1. Vatican Museum: I start out with a word of caution: If crowds and waiting in an hour plus lineup is not your thing then you may want to skip and also, if you are someone that likes to spend their time and space with works then the funnelling format that is followed is also not for you. Other than that the Vatican Museum is extensive and chances are what you want to see will be here (ie. Laocoon/Augutus Primaporta)--But be ready!
2. Capitoline Museum: This museum has the coolest layout as it incorporates the foundation of the Temple of Jupiter Optimus Maximus and features some other important works such as the Dying Gaul, Praxiteles' Venus, the Equestrian statue of Marcus Aurelius, and the very important bronze she-wolf with Romulus and Remus.

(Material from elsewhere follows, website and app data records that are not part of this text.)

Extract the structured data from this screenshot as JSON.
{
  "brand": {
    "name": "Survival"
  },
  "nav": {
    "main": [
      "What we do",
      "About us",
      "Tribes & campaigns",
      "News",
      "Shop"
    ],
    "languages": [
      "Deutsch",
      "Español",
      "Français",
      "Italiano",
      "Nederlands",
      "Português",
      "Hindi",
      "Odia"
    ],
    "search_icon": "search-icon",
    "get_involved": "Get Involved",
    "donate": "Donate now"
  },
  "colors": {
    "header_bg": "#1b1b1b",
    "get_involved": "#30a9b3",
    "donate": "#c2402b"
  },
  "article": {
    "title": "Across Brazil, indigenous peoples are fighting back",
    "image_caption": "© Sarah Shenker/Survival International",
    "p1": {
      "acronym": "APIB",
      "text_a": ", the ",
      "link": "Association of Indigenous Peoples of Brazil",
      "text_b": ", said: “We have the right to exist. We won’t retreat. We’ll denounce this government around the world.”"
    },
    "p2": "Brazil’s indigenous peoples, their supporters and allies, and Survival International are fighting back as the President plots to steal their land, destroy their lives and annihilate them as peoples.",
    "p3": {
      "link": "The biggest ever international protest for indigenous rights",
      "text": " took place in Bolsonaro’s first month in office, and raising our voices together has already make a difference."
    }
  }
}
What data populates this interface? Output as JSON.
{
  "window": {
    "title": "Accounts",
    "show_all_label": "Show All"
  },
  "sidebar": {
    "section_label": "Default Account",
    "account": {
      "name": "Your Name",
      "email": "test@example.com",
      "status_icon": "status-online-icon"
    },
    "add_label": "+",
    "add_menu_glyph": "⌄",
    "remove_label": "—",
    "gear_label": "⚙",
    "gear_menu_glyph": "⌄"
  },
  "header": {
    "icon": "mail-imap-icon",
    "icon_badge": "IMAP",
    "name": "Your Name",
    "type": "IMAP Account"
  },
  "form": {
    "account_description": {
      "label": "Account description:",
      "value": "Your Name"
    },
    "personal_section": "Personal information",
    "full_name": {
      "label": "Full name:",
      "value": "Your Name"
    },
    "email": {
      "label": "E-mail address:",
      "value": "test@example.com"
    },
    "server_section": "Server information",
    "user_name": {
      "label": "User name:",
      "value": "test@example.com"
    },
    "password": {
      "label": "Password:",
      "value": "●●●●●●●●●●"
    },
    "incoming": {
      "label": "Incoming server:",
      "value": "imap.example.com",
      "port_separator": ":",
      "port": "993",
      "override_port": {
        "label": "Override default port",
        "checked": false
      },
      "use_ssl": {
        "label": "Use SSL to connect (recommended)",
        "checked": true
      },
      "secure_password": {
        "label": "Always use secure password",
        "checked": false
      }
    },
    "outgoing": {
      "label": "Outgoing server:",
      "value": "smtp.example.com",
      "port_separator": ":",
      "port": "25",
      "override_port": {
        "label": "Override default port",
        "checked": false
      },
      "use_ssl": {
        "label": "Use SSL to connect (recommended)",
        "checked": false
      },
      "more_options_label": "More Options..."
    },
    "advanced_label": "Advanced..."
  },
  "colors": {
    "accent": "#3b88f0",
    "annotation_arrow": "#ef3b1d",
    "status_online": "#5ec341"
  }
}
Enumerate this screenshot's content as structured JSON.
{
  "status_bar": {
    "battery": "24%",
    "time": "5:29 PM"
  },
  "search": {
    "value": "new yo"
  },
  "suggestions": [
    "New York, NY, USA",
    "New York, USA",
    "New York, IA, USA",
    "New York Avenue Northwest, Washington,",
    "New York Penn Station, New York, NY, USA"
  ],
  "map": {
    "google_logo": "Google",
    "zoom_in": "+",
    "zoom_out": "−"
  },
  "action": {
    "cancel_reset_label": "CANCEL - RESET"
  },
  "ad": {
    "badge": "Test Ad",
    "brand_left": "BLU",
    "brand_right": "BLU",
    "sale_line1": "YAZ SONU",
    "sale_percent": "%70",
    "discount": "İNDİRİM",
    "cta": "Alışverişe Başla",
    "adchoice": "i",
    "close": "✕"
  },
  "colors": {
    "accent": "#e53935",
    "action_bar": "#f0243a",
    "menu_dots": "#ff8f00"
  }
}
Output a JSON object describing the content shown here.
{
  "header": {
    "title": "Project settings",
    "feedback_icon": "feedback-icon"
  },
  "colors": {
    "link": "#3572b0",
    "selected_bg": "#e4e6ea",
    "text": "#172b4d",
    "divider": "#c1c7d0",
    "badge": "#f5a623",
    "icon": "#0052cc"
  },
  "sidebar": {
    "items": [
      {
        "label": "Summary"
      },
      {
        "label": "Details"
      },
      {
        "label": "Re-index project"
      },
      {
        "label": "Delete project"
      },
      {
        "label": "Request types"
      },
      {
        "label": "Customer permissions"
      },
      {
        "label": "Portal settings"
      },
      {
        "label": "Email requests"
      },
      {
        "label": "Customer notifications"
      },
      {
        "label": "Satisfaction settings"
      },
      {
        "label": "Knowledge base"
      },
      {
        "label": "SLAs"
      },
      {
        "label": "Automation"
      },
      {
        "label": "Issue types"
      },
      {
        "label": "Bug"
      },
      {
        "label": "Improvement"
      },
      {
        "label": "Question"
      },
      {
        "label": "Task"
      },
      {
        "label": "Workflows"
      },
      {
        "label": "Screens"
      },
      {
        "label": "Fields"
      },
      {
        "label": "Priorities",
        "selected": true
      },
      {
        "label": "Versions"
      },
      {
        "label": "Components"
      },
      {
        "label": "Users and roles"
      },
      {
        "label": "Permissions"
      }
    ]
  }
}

3. Villa Borghese: The important thing to know is that you need an appointment in order to enter the Villa Borghese and that it is closed on Sunday so do check before heading out. But this museum and its neighbourhood is straight from the Roman Holiday---no really it is. It also houses my favourite statue by Bernini of Apollo and Daphne and features paintings by Caravaggio, Rubens and Raphael.
4. National Etruscan Museum: The forgotten and often mystified period of history in Italy are the Etruscans. Their contributions to Rome and its empire and so Western culture is so important that its sad that they are relatively unknown. It houses the Apollo of Veii and the very famous Etruscan sarcophagi of reclining couples. Sadly, it is quite out of the way, so I understand if its only your love of the Etruscan culture that would take you all the way to its doorstep!
5. Ara Pacis Museum: The Ara Pacis houses perhaps one of the most important monuments of history: the Ara Pacis or in english, the Altar of Peace. A part of Augustus' peace propaganda it is in great condition and represents many important historical and art historical bench marks. If you're lucky you could try to coincide your visit with the light show that projects the Ara Pacis as it was thought to be in its colour form.
The key to museums is to go to the ones that house the things you want to view, then just take your time. Devote at least a day to the larger ones and go during the hottest times of the day but if you want to beat the crowds then go early in the morning! And you have to come to the realization that you may not see everything you wanted. A few points:
1. Make sure to check which dates the museums are open
2. In August a lot of the galleries are not open
I hope this helped!